**Aim of the exercise**. Copy out the listing that follows exactly, dropping every picture.

Start of Records supplied

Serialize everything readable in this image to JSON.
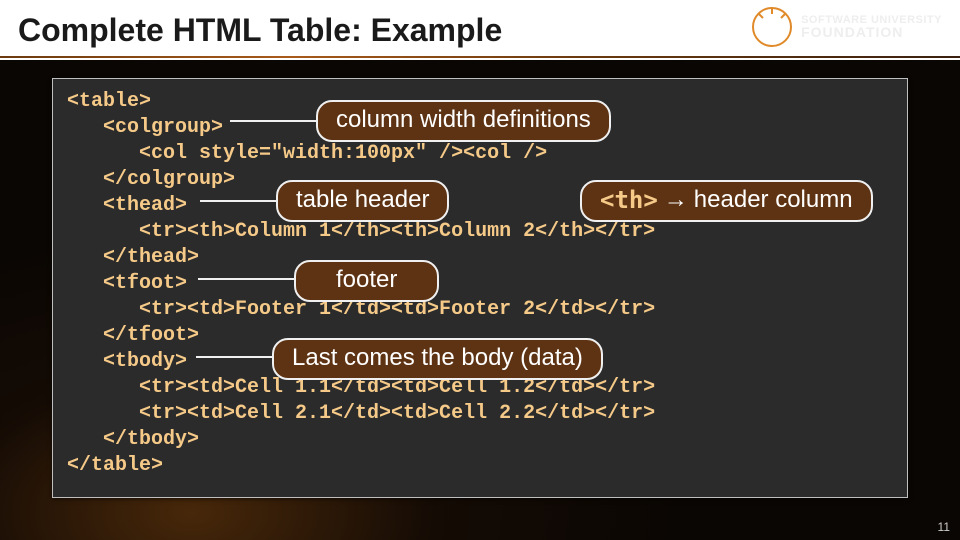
{
  "header": {
    "title": "Complete HTML Table: Example",
    "logo": {
      "line1": "SOFTWARE UNIVERSITY",
      "line2": "FOUNDATION"
    }
  },
  "code": {
    "l1": "<table>",
    "l2": "   <colgroup>",
    "l3": "      <col style=\"width:100px\" /><col />",
    "l4": "   </colgroup>",
    "l5": "   <thead>",
    "l6": "      <tr><th>Column 1</th><th>Column 2</th></tr>",
    "l7": "   </thead>",
    "l8": "   <tfoot>",
    "l9": "      <tr><td>Footer 1</td><td>Footer 2</td></tr>",
    "l10": "   </tfoot>",
    "l11": "   <tbody>",
    "l12": "      <tr><td>Cell 1.1</td><td>Cell 1.2</td></tr>",
    "l13": "      <tr><td>Cell 2.1</td><td>Cell 2.2</td></tr>",
    "l14": "   </tbody>",
    "l15": "</table>"
  },
  "callouts": {
    "colwidth": "column width definitions",
    "theader": "table header",
    "th_tag": "<th>",
    "th_rest": "header column",
    "footer": "footer",
    "body": "Last comes the body (data)"
  },
  "page": "11"
}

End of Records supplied

**Exercise output**.
Serialize everything readable in this image to JSON.
{
  "header": {
    "title": "Complete HTML Table: Example",
    "logo": {
      "line1": "SOFTWARE UNIVERSITY",
      "line2": "FOUNDATION"
    }
  },
  "code": {
    "l1": "<table>",
    "l2": "   <colgroup>",
    "l3": "      <col style=\"width:100px\" /><col />",
    "l4": "   </colgroup>",
    "l5": "   <thead>",
    "l6": "      <tr><th>Column 1</th><th>Column 2</th></tr>",
    "l7": "   </thead>",
    "l8": "   <tfoot>",
    "l9": "      <tr><td>Footer 1</td><td>Footer 2</td></tr>",
    "l10": "   </tfoot>",
    "l11": "   <tbody>",
    "l12": "      <tr><td>Cell 1.1</td><td>Cell 1.2</td></tr>",
    "l13": "      <tr><td>Cell 2.1</td><td>Cell 2.2</td></tr>",
    "l14": "   </tbody>",
    "l15": "</table>"
  },
  "callouts": {
    "colwidth": "column width definitions",
    "theader": "table header",
    "th_tag": "<th>",
    "th_rest": "header column",
    "footer": "footer",
    "body": "Last comes the body (data)"
  },
  "page": "11"
}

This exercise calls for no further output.